Later, before they see Flash again, Zarkov calculates the Moon will crash on the Earth in roughly 14 hours, 9 minutes, and 20 seconds. He then watches the battle between Flash and Barin, commenting on Flash’s humanity when Flash saves Barin. When Klytus arrives in Sky City, Zarkov learns he will be liquidated for treachery, but Klytus is killed by Flash. Flash, Dale, Barin, and Zarkov are left in Sky City when the Hawk Men flee. Flash wants to parachute to Arboria, Dale says it is deadly, but Zarkov assures them the body reaches maximum velocity within a few hundred fleet. Ming’s ship arrives and Zarkov attempts to signal their surrender. He, Dale, and Barin are taken aboard and Flash is left to confront Ming.
Zarkov is chained in the dungeons with Barin awaiting execution, and is apparently telling Barin stories about Houdini. Aura arrives and saves them, but when she attempts to access the elevator with her power ring, she finds the code has been changed. While Aura and Barin talk about how they have changed their ways, Zarkov accesses it by guessing that it was one of the prime numbers of the Zeeman series, stating ‘he hasn’t changed.’ He and Barin then storm the headquarters of the Secret Police cyborg agents and he tells Barin to grab an imager off of one of the agents, which destroys the entire array of cyborgs. Kala shoots her flamethrower ring at Zarkov, but Barin kills her. Thanking Barin, Zarkov then says they have to deactivate the lightning field and asks Barin where the atomic generators are, but they are 6 miles underground. Barin leaves Zarkov to ‘hold the fort’ while he flees and Zarkov walks by the decomposing body of General Kala, watching as it dissolves into a murky black liquid. He tries unsuccessfully to deactivate the lightning field.
At the finale, Dale asks Zarkov if they will ever be able to leave Mongo. Zarkov responds that he does not know, but that they will try.
Sci Fi Channel

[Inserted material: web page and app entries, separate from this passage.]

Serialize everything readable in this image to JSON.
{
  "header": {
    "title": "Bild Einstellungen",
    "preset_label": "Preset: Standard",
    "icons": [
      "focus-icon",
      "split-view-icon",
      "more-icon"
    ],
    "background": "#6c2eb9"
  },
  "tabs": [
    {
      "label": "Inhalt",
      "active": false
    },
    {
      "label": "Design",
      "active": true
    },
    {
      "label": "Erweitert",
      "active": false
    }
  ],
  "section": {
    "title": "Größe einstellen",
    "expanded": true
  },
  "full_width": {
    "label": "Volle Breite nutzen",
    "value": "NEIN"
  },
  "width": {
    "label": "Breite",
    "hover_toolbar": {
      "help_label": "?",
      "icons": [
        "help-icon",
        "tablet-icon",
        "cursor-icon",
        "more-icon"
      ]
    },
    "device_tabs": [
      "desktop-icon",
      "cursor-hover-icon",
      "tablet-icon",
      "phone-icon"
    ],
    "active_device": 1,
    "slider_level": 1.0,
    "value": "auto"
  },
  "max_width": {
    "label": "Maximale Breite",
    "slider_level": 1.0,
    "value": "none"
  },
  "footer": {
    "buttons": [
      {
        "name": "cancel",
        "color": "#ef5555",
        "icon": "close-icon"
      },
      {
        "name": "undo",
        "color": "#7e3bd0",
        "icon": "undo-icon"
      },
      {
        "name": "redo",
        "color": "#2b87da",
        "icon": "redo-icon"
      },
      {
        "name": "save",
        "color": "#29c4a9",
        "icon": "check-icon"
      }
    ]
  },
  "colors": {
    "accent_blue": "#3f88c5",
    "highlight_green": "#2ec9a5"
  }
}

As a graduate student, Zarkov worked with Flash's father, Lawrence Gordon on the Portage Initiative, developing technology to explore rifts between Earth and other planets. He now works in a laboratory located in a warehouse, monitoring rifts. He's very aware of the American government's cover-ups, and has become somewhat paranoid.

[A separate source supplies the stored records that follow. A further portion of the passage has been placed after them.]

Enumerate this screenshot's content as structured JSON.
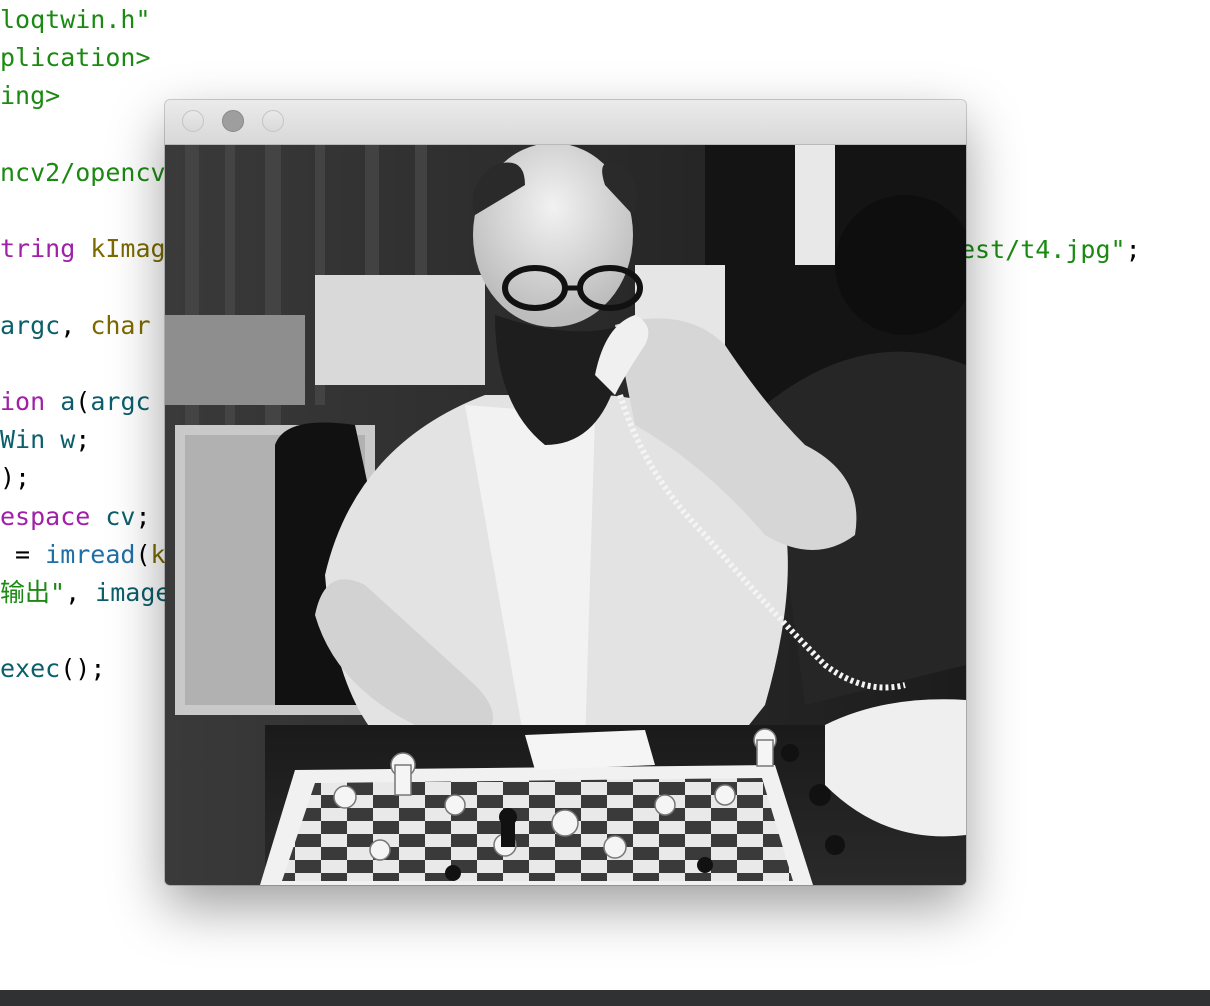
{
  "editor": {
    "lines": [
      {
        "row": 0,
        "tokens": [
          {
            "c": "str",
            "t": "loqtwin.h\""
          }
        ]
      },
      {
        "row": 1,
        "tokens": [
          {
            "c": "str",
            "t": "plication>"
          }
        ]
      },
      {
        "row": 2,
        "tokens": [
          {
            "c": "str",
            "t": "ing>"
          }
        ]
      },
      {
        "row": 4,
        "tokens": [
          {
            "c": "str",
            "t": "ncv2/opencv"
          }
        ]
      },
      {
        "row": 6,
        "tokens": [
          {
            "c": "kw",
            "t": "tring"
          },
          {
            "c": "plain",
            "t": " "
          },
          {
            "c": "type",
            "t": "kImag"
          }
        ]
      },
      {
        "row": 8,
        "tokens": [
          {
            "c": "var",
            "t": "argc"
          },
          {
            "c": "plain",
            "t": ", "
          },
          {
            "c": "type",
            "t": "char"
          }
        ]
      },
      {
        "row": 10,
        "tokens": [
          {
            "c": "kw",
            "t": "ion"
          },
          {
            "c": "plain",
            "t": " "
          },
          {
            "c": "var",
            "t": "a"
          },
          {
            "c": "plain",
            "t": "("
          },
          {
            "c": "var",
            "t": "argc"
          }
        ]
      },
      {
        "row": 11,
        "tokens": [
          {
            "c": "var",
            "t": "Win w"
          },
          {
            "c": "plain",
            "t": ";"
          }
        ]
      },
      {
        "row": 12,
        "tokens": [
          {
            "c": "plain",
            "t": ");"
          }
        ]
      },
      {
        "row": 13,
        "tokens": [
          {
            "c": "kw",
            "t": "espace"
          },
          {
            "c": "plain",
            "t": " "
          },
          {
            "c": "var",
            "t": "cv"
          },
          {
            "c": "plain",
            "t": ";"
          }
        ]
      },
      {
        "row": 14,
        "tokens": [
          {
            "c": "plain",
            "t": " = "
          },
          {
            "c": "fn",
            "t": "imread"
          },
          {
            "c": "plain",
            "t": "("
          },
          {
            "c": "type",
            "t": "k"
          }
        ]
      },
      {
        "row": 15,
        "tokens": [
          {
            "c": "str",
            "t": "输出\""
          },
          {
            "c": "plain",
            "t": ", "
          },
          {
            "c": "var",
            "t": "image"
          }
        ]
      },
      {
        "row": 17,
        "tokens": [
          {
            "c": "var",
            "t": "exec"
          },
          {
            "c": "plain",
            "t": "();"
          }
        ]
      }
    ],
    "tail": [
      {
        "c": "str",
        "t": "est/t4.jpg\""
      },
      {
        "c": "plain",
        "t": ";"
      }
    ]
  },
  "image_window": {
    "buttons": [
      "close-button",
      "minimize-button",
      "zoom-button"
    ],
    "image_description": "black-and-white photo of a bearded man on a telephone at a chess board",
    "colors": {
      "active_button": "#9e9e9e",
      "statusbar": "#2f3133"
    }
  }
}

Dr. Zarkov through the years
- Maurice Franklin: The Amazing Interplanetary Adventures of Flash Gordon (1935)
- Frank Shannon: Flash Gordon (1936), Flash Gordon's Trip to Mars (1938), Flash Gordon Conquers the Universe (1940)
- Joseph Nash: Flash Gordon (1954)
- Alan Oppenheimer: Flash Gordon (1979)
- Topol: Flash Gordon (1980)
- Bob Holt: Flash Gordon: The Greatest Adventure of All (1982)
- Paul Shaffer: Flash Gordon (1996)
- Jody Racicot: Flash Gordon (2007)
- Comic strip: "Friends, bah! You're spies!"
- Radio serial: "I know you for what you are -- spies!"
- 1936 serial: "Stop! Stay where you are."
- 1979 cartoon: "They seem to be mutants, bred to live in the sea."
- Movie: "No sun? Check the angular vector of the moon."
- Sci Fi Channel: "Please don't touch me. I don't like being touched."
- ↑ Flash Gordon comic strip. January 7, 1934.
- ↑ Flash Gordon, "The Tournaments of Mongo". November 25, 1934.
- ↑ Flash Gordon serial, "The Planet of Peril".
- ↑ Flash Gordon serial, "In the Claws of the Tigron".
- ↑ Flash Gordon's Trip to Mars, "New Worlds to Conquer", 1938.